- Your task -
The reply is to contain the full listing, repeated exactly, with pictures left out.

- Dataset content -
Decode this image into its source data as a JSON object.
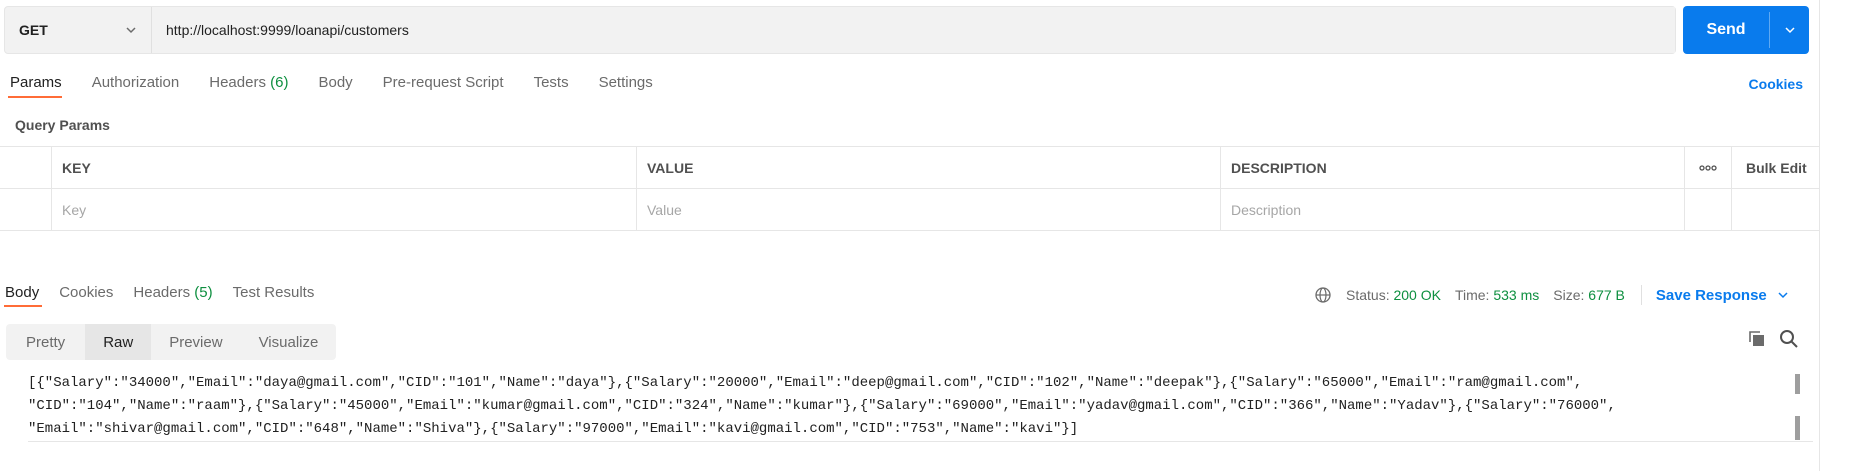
{
  "request": {
    "method": "GET",
    "url": "http://localhost:9999/loanapi/customers",
    "send_label": "Send"
  },
  "request_tabs": [
    {
      "label": "Params",
      "count": ""
    },
    {
      "label": "Authorization",
      "count": ""
    },
    {
      "label": "Headers",
      "count": "(6)"
    },
    {
      "label": "Body",
      "count": ""
    },
    {
      "label": "Pre-request Script",
      "count": ""
    },
    {
      "label": "Tests",
      "count": ""
    },
    {
      "label": "Settings",
      "count": ""
    }
  ],
  "cookies_link": "Cookies",
  "query_params": {
    "title": "Query Params",
    "headers": {
      "key": "KEY",
      "value": "VALUE",
      "description": "DESCRIPTION",
      "bulk_edit": "Bulk Edit"
    },
    "placeholders": {
      "key": "Key",
      "value": "Value",
      "description": "Description"
    }
  },
  "response_tabs": [
    {
      "label": "Body",
      "count": ""
    },
    {
      "label": "Cookies",
      "count": ""
    },
    {
      "label": "Headers",
      "count": "(5)"
    },
    {
      "label": "Test Results",
      "count": ""
    }
  ],
  "status": {
    "status_label": "Status:",
    "status_value": "200 OK",
    "time_label": "Time:",
    "time_value": "533 ms",
    "size_label": "Size:",
    "size_value": "677 B",
    "save_response": "Save Response"
  },
  "format_tabs": [
    "Pretty",
    "Raw",
    "Preview",
    "Visualize"
  ],
  "response_body": {
    "line1": "[{\"Salary\":\"34000\",\"Email\":\"daya@gmail.com\",\"CID\":\"101\",\"Name\":\"daya\"},{\"Salary\":\"20000\",\"Email\":\"deep@gmail.com\",\"CID\":\"102\",\"Name\":\"deepak\"},{\"Salary\":\"65000\",\"Email\":\"ram@gmail.com\",",
    "line2": "\"CID\":\"104\",\"Name\":\"raam\"},{\"Salary\":\"45000\",\"Email\":\"kumar@gmail.com\",\"CID\":\"324\",\"Name\":\"kumar\"},{\"Salary\":\"69000\",\"Email\":\"yadav@gmail.com\",\"CID\":\"366\",\"Name\":\"Yadav\"},{\"Salary\":\"76000\",",
    "line3": "\"Email\":\"shivar@gmail.com\",\"CID\":\"648\",\"Name\":\"Shiva\"},{\"Salary\":\"97000\",\"Email\":\"kavi@gmail.com\",\"CID\":\"753\",\"Name\":\"kavi\"}]"
  },
  "colors": {
    "accent": "#097bed",
    "tab_underline": "#ff6c37",
    "status_green": "#0d8f3f"
  }
}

- Reply to the exercise -
Decode this image into its source data as a JSON object.
{
  "request": {
    "method": "GET",
    "url": "http://localhost:9999/loanapi/customers",
    "send_label": "Send"
  },
  "request_tabs": [
    {
      "label": "Params",
      "count": ""
    },
    {
      "label": "Authorization",
      "count": ""
    },
    {
      "label": "Headers",
      "count": "(6)"
    },
    {
      "label": "Body",
      "count": ""
    },
    {
      "label": "Pre-request Script",
      "count": ""
    },
    {
      "label": "Tests",
      "count": ""
    },
    {
      "label": "Settings",
      "count": ""
    }
  ],
  "cookies_link": "Cookies",
  "query_params": {
    "title": "Query Params",
    "headers": {
      "key": "KEY",
      "value": "VALUE",
      "description": "DESCRIPTION",
      "bulk_edit": "Bulk Edit"
    },
    "placeholders": {
      "key": "Key",
      "value": "Value",
      "description": "Description"
    }
  },
  "response_tabs": [
    {
      "label": "Body",
      "count": ""
    },
    {
      "label": "Cookies",
      "count": ""
    },
    {
      "label": "Headers",
      "count": "(5)"
    },
    {
      "label": "Test Results",
      "count": ""
    }
  ],
  "status": {
    "status_label": "Status:",
    "status_value": "200 OK",
    "time_label": "Time:",
    "time_value": "533 ms",
    "size_label": "Size:",
    "size_value": "677 B",
    "save_response": "Save Response"
  },
  "format_tabs": [
    "Pretty",
    "Raw",
    "Preview",
    "Visualize"
  ],
  "response_body": {
    "line1": "[{\"Salary\":\"34000\",\"Email\":\"daya@gmail.com\",\"CID\":\"101\",\"Name\":\"daya\"},{\"Salary\":\"20000\",\"Email\":\"deep@gmail.com\",\"CID\":\"102\",\"Name\":\"deepak\"},{\"Salary\":\"65000\",\"Email\":\"ram@gmail.com\",",
    "line2": "\"CID\":\"104\",\"Name\":\"raam\"},{\"Salary\":\"45000\",\"Email\":\"kumar@gmail.com\",\"CID\":\"324\",\"Name\":\"kumar\"},{\"Salary\":\"69000\",\"Email\":\"yadav@gmail.com\",\"CID\":\"366\",\"Name\":\"Yadav\"},{\"Salary\":\"76000\",",
    "line3": "\"Email\":\"shivar@gmail.com\",\"CID\":\"648\",\"Name\":\"Shiva\"},{\"Salary\":\"97000\",\"Email\":\"kavi@gmail.com\",\"CID\":\"753\",\"Name\":\"kavi\"}]"
  },
  "colors": {
    "accent": "#097bed",
    "tab_underline": "#ff6c37",
    "status_green": "#0d8f3f"
  }
}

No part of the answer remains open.